== Segment start ==

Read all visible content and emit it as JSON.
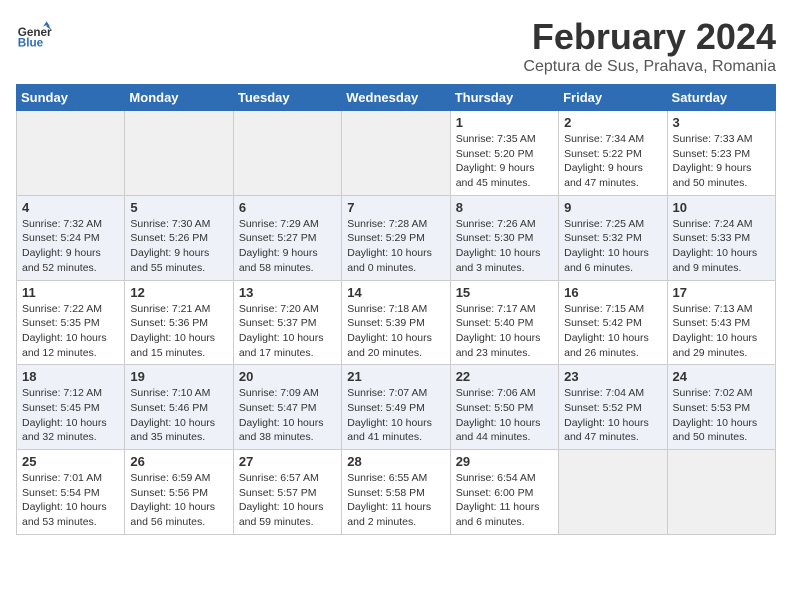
{
  "header": {
    "logo_general": "General",
    "logo_blue": "Blue",
    "title": "February 2024",
    "location": "Ceptura de Sus, Prahava, Romania"
  },
  "days_of_week": [
    "Sunday",
    "Monday",
    "Tuesday",
    "Wednesday",
    "Thursday",
    "Friday",
    "Saturday"
  ],
  "weeks": [
    [
      {
        "day": "",
        "info": ""
      },
      {
        "day": "",
        "info": ""
      },
      {
        "day": "",
        "info": ""
      },
      {
        "day": "",
        "info": ""
      },
      {
        "day": "1",
        "info": "Sunrise: 7:35 AM\nSunset: 5:20 PM\nDaylight: 9 hours and 45 minutes."
      },
      {
        "day": "2",
        "info": "Sunrise: 7:34 AM\nSunset: 5:22 PM\nDaylight: 9 hours and 47 minutes."
      },
      {
        "day": "3",
        "info": "Sunrise: 7:33 AM\nSunset: 5:23 PM\nDaylight: 9 hours and 50 minutes."
      }
    ],
    [
      {
        "day": "4",
        "info": "Sunrise: 7:32 AM\nSunset: 5:24 PM\nDaylight: 9 hours and 52 minutes."
      },
      {
        "day": "5",
        "info": "Sunrise: 7:30 AM\nSunset: 5:26 PM\nDaylight: 9 hours and 55 minutes."
      },
      {
        "day": "6",
        "info": "Sunrise: 7:29 AM\nSunset: 5:27 PM\nDaylight: 9 hours and 58 minutes."
      },
      {
        "day": "7",
        "info": "Sunrise: 7:28 AM\nSunset: 5:29 PM\nDaylight: 10 hours and 0 minutes."
      },
      {
        "day": "8",
        "info": "Sunrise: 7:26 AM\nSunset: 5:30 PM\nDaylight: 10 hours and 3 minutes."
      },
      {
        "day": "9",
        "info": "Sunrise: 7:25 AM\nSunset: 5:32 PM\nDaylight: 10 hours and 6 minutes."
      },
      {
        "day": "10",
        "info": "Sunrise: 7:24 AM\nSunset: 5:33 PM\nDaylight: 10 hours and 9 minutes."
      }
    ],
    [
      {
        "day": "11",
        "info": "Sunrise: 7:22 AM\nSunset: 5:35 PM\nDaylight: 10 hours and 12 minutes."
      },
      {
        "day": "12",
        "info": "Sunrise: 7:21 AM\nSunset: 5:36 PM\nDaylight: 10 hours and 15 minutes."
      },
      {
        "day": "13",
        "info": "Sunrise: 7:20 AM\nSunset: 5:37 PM\nDaylight: 10 hours and 17 minutes."
      },
      {
        "day": "14",
        "info": "Sunrise: 7:18 AM\nSunset: 5:39 PM\nDaylight: 10 hours and 20 minutes."
      },
      {
        "day": "15",
        "info": "Sunrise: 7:17 AM\nSunset: 5:40 PM\nDaylight: 10 hours and 23 minutes."
      },
      {
        "day": "16",
        "info": "Sunrise: 7:15 AM\nSunset: 5:42 PM\nDaylight: 10 hours and 26 minutes."
      },
      {
        "day": "17",
        "info": "Sunrise: 7:13 AM\nSunset: 5:43 PM\nDaylight: 10 hours and 29 minutes."
      }
    ],
    [
      {
        "day": "18",
        "info": "Sunrise: 7:12 AM\nSunset: 5:45 PM\nDaylight: 10 hours and 32 minutes."
      },
      {
        "day": "19",
        "info": "Sunrise: 7:10 AM\nSunset: 5:46 PM\nDaylight: 10 hours and 35 minutes."
      },
      {
        "day": "20",
        "info": "Sunrise: 7:09 AM\nSunset: 5:47 PM\nDaylight: 10 hours and 38 minutes."
      },
      {
        "day": "21",
        "info": "Sunrise: 7:07 AM\nSunset: 5:49 PM\nDaylight: 10 hours and 41 minutes."
      },
      {
        "day": "22",
        "info": "Sunrise: 7:06 AM\nSunset: 5:50 PM\nDaylight: 10 hours and 44 minutes."
      },
      {
        "day": "23",
        "info": "Sunrise: 7:04 AM\nSunset: 5:52 PM\nDaylight: 10 hours and 47 minutes."
      },
      {
        "day": "24",
        "info": "Sunrise: 7:02 AM\nSunset: 5:53 PM\nDaylight: 10 hours and 50 minutes."
      }
    ],
    [
      {
        "day": "25",
        "info": "Sunrise: 7:01 AM\nSunset: 5:54 PM\nDaylight: 10 hours and 53 minutes."
      },
      {
        "day": "26",
        "info": "Sunrise: 6:59 AM\nSunset: 5:56 PM\nDaylight: 10 hours and 56 minutes."
      },
      {
        "day": "27",
        "info": "Sunrise: 6:57 AM\nSunset: 5:57 PM\nDaylight: 10 hours and 59 minutes."
      },
      {
        "day": "28",
        "info": "Sunrise: 6:55 AM\nSunset: 5:58 PM\nDaylight: 11 hours and 2 minutes."
      },
      {
        "day": "29",
        "info": "Sunrise: 6:54 AM\nSunset: 6:00 PM\nDaylight: 11 hours and 6 minutes."
      },
      {
        "day": "",
        "info": ""
      },
      {
        "day": "",
        "info": ""
      }
    ]
  ]
}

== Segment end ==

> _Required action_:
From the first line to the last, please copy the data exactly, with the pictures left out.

> _Exercise response_:
Read all visible content and emit it as JSON.
{
  "header": {
    "logo_general": "General",
    "logo_blue": "Blue",
    "title": "February 2024",
    "location": "Ceptura de Sus, Prahava, Romania"
  },
  "days_of_week": [
    "Sunday",
    "Monday",
    "Tuesday",
    "Wednesday",
    "Thursday",
    "Friday",
    "Saturday"
  ],
  "weeks": [
    [
      {
        "day": "",
        "info": ""
      },
      {
        "day": "",
        "info": ""
      },
      {
        "day": "",
        "info": ""
      },
      {
        "day": "",
        "info": ""
      },
      {
        "day": "1",
        "info": "Sunrise: 7:35 AM\nSunset: 5:20 PM\nDaylight: 9 hours and 45 minutes."
      },
      {
        "day": "2",
        "info": "Sunrise: 7:34 AM\nSunset: 5:22 PM\nDaylight: 9 hours and 47 minutes."
      },
      {
        "day": "3",
        "info": "Sunrise: 7:33 AM\nSunset: 5:23 PM\nDaylight: 9 hours and 50 minutes."
      }
    ],
    [
      {
        "day": "4",
        "info": "Sunrise: 7:32 AM\nSunset: 5:24 PM\nDaylight: 9 hours and 52 minutes."
      },
      {
        "day": "5",
        "info": "Sunrise: 7:30 AM\nSunset: 5:26 PM\nDaylight: 9 hours and 55 minutes."
      },
      {
        "day": "6",
        "info": "Sunrise: 7:29 AM\nSunset: 5:27 PM\nDaylight: 9 hours and 58 minutes."
      },
      {
        "day": "7",
        "info": "Sunrise: 7:28 AM\nSunset: 5:29 PM\nDaylight: 10 hours and 0 minutes."
      },
      {
        "day": "8",
        "info": "Sunrise: 7:26 AM\nSunset: 5:30 PM\nDaylight: 10 hours and 3 minutes."
      },
      {
        "day": "9",
        "info": "Sunrise: 7:25 AM\nSunset: 5:32 PM\nDaylight: 10 hours and 6 minutes."
      },
      {
        "day": "10",
        "info": "Sunrise: 7:24 AM\nSunset: 5:33 PM\nDaylight: 10 hours and 9 minutes."
      }
    ],
    [
      {
        "day": "11",
        "info": "Sunrise: 7:22 AM\nSunset: 5:35 PM\nDaylight: 10 hours and 12 minutes."
      },
      {
        "day": "12",
        "info": "Sunrise: 7:21 AM\nSunset: 5:36 PM\nDaylight: 10 hours and 15 minutes."
      },
      {
        "day": "13",
        "info": "Sunrise: 7:20 AM\nSunset: 5:37 PM\nDaylight: 10 hours and 17 minutes."
      },
      {
        "day": "14",
        "info": "Sunrise: 7:18 AM\nSunset: 5:39 PM\nDaylight: 10 hours and 20 minutes."
      },
      {
        "day": "15",
        "info": "Sunrise: 7:17 AM\nSunset: 5:40 PM\nDaylight: 10 hours and 23 minutes."
      },
      {
        "day": "16",
        "info": "Sunrise: 7:15 AM\nSunset: 5:42 PM\nDaylight: 10 hours and 26 minutes."
      },
      {
        "day": "17",
        "info": "Sunrise: 7:13 AM\nSunset: 5:43 PM\nDaylight: 10 hours and 29 minutes."
      }
    ],
    [
      {
        "day": "18",
        "info": "Sunrise: 7:12 AM\nSunset: 5:45 PM\nDaylight: 10 hours and 32 minutes."
      },
      {
        "day": "19",
        "info": "Sunrise: 7:10 AM\nSunset: 5:46 PM\nDaylight: 10 hours and 35 minutes."
      },
      {
        "day": "20",
        "info": "Sunrise: 7:09 AM\nSunset: 5:47 PM\nDaylight: 10 hours and 38 minutes."
      },
      {
        "day": "21",
        "info": "Sunrise: 7:07 AM\nSunset: 5:49 PM\nDaylight: 10 hours and 41 minutes."
      },
      {
        "day": "22",
        "info": "Sunrise: 7:06 AM\nSunset: 5:50 PM\nDaylight: 10 hours and 44 minutes."
      },
      {
        "day": "23",
        "info": "Sunrise: 7:04 AM\nSunset: 5:52 PM\nDaylight: 10 hours and 47 minutes."
      },
      {
        "day": "24",
        "info": "Sunrise: 7:02 AM\nSunset: 5:53 PM\nDaylight: 10 hours and 50 minutes."
      }
    ],
    [
      {
        "day": "25",
        "info": "Sunrise: 7:01 AM\nSunset: 5:54 PM\nDaylight: 10 hours and 53 minutes."
      },
      {
        "day": "26",
        "info": "Sunrise: 6:59 AM\nSunset: 5:56 PM\nDaylight: 10 hours and 56 minutes."
      },
      {
        "day": "27",
        "info": "Sunrise: 6:57 AM\nSunset: 5:57 PM\nDaylight: 10 hours and 59 minutes."
      },
      {
        "day": "28",
        "info": "Sunrise: 6:55 AM\nSunset: 5:58 PM\nDaylight: 11 hours and 2 minutes."
      },
      {
        "day": "29",
        "info": "Sunrise: 6:54 AM\nSunset: 6:00 PM\nDaylight: 11 hours and 6 minutes."
      },
      {
        "day": "",
        "info": ""
      },
      {
        "day": "",
        "info": ""
      }
    ]
  ]
}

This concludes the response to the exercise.